  2. Kring, Daria RN, BC, MSN


Team perception on a medical-surgical department improved after the implementation of a dedicated charge nurse staffing strategy.


Article Content

Nurses on a busy, 40-bed medical-surgical nursing department were averaging six to seven patients per assignment, with ancillary support from nursing technicians. During each shift, one nurse assumed charge nurse duties that included staff assignments, management of call-outs, communication with bed control, and supervision of problems and concerns during the shift.


Though charge nurses received an orientation before taking on this added duty, different nurses experienced implementation differently. These differences led to staff confusion and dissatisfaction regarding expectations for assistance and resourcing. Nurses assigned to the charge role often were unaware of problems that had surfaced the previous day.


Charge nurse redesign

In an effort to improve department workflow and nurse satisfaction, the department director secured an added RN position that would act solely as a dedicated charge nurse. The new hire's hours stretched over the department's busiest time, from 8:30 a.m. to 5 p.m., Monday through Friday. The department was committed to maintaining the purity of the role by agreeing to stop the rotation of charge nurse duties and avoiding charge nurse patient assignments, even when call-ins increased staff-to-patient ratios. The position has included all former duties of the role, plus increased accountability for complex patient care conferences and attendance at a daily house-wide bed meeting.
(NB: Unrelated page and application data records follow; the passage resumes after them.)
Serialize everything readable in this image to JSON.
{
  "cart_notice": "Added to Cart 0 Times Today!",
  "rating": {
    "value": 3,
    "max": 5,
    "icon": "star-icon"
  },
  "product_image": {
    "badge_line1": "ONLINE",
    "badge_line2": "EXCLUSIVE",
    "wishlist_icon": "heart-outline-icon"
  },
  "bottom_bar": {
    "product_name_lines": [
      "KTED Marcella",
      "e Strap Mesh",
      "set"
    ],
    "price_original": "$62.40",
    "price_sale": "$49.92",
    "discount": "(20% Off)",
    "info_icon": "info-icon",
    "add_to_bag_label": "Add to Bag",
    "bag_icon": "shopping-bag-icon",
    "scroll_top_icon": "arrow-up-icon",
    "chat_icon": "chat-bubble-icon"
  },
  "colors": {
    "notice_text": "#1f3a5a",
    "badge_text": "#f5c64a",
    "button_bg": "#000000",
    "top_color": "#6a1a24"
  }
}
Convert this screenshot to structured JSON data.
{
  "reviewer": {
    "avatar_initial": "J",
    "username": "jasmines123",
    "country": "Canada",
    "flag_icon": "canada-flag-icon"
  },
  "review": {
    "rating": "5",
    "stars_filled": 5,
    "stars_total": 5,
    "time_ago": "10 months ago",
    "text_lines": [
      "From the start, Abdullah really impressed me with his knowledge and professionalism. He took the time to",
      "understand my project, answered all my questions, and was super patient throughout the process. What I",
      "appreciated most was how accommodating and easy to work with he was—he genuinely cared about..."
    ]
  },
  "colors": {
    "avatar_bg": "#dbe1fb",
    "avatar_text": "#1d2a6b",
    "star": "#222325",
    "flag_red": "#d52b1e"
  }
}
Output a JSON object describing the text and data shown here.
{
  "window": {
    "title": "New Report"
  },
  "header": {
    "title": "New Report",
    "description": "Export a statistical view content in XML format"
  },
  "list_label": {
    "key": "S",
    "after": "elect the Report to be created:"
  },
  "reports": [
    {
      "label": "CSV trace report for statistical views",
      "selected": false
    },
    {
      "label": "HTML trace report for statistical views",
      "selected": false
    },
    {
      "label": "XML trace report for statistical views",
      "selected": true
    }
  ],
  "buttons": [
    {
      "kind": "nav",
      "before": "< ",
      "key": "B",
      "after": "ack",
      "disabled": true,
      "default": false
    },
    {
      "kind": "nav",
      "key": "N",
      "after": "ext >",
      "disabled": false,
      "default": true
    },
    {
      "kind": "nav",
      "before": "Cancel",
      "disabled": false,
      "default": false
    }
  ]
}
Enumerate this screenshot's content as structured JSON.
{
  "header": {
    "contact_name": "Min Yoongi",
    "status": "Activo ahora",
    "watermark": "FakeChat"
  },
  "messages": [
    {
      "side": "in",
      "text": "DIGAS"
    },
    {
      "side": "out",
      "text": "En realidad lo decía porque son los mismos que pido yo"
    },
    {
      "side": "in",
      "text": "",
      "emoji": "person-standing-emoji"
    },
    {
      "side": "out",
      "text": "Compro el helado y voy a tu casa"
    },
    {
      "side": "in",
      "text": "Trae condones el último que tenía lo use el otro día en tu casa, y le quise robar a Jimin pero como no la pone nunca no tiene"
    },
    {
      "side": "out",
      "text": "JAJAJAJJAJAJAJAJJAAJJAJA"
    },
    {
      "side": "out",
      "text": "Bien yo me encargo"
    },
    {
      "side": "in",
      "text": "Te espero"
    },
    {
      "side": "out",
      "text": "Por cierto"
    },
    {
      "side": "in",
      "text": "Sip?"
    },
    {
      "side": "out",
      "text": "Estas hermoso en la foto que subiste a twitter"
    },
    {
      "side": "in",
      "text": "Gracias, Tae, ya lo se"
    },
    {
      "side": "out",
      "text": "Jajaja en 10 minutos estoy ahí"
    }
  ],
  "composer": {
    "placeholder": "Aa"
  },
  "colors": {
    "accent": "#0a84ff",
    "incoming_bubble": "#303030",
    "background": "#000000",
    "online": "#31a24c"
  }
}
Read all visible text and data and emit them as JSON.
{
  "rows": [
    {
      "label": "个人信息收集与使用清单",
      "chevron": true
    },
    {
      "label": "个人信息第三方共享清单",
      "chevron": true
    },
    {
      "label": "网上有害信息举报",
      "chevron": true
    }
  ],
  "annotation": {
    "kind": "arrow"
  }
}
The charge nurse is the constant in the center of all activities, as his or her role is to oversee the efficient functioning of the department. He or she has a responsibility to the nursing staff to ensure available resources in order to provide safe patient care. 1


Nursing staff looks to the charge nurse as the frontline manager. Charge nurses are recognized for their communication and organizational skills, as well as their ability to delegate, think critically, troubleshoot, and remain proactive. Experts indicate that behaviors the charge nurse may use to gain trust, foster cooperation, and promote job satisfaction include fairness, consistency, support, recognizing individuals for their efforts, and checking with them during their shift. 2


Results realized

To measure success of the program, staff completed a team success survey before implementing the dedicated charge nurse role. The measure was a 15-question Likert scale survey that explored staff's perceptions of teamwork in the department. Six months after implementation, the same survey tool was readministered. Improvements in staff perceptions of teamwork were consistent for every question. The postimplementation surveys showed a significant increase in perception of teamwork. The biggest change in team perception occurred around improvements in conflict resolution.


Having a strong, consistent charge nurse can improve teamwork in nursing departments. The dedicated charge nurse can refine skills in communication, conflict resolution, and handling department-specific issues.




1. Mahlmeister, L., and Koniak-Griffin, D.: "Professional Accountability and Legal Liability for the Team Leader and Charge Nurse,"JOGNN: Journal of Obstetric, Gynecologic, & Neonatal Nursing. 28(3):300-309, 1999. [Context Link]


2. Sonnenberg, D.: "Life in the Fast Lane: Helpful Tips for the OR,"AORN Journal. 69(5):941-944, 1999. [Context Link]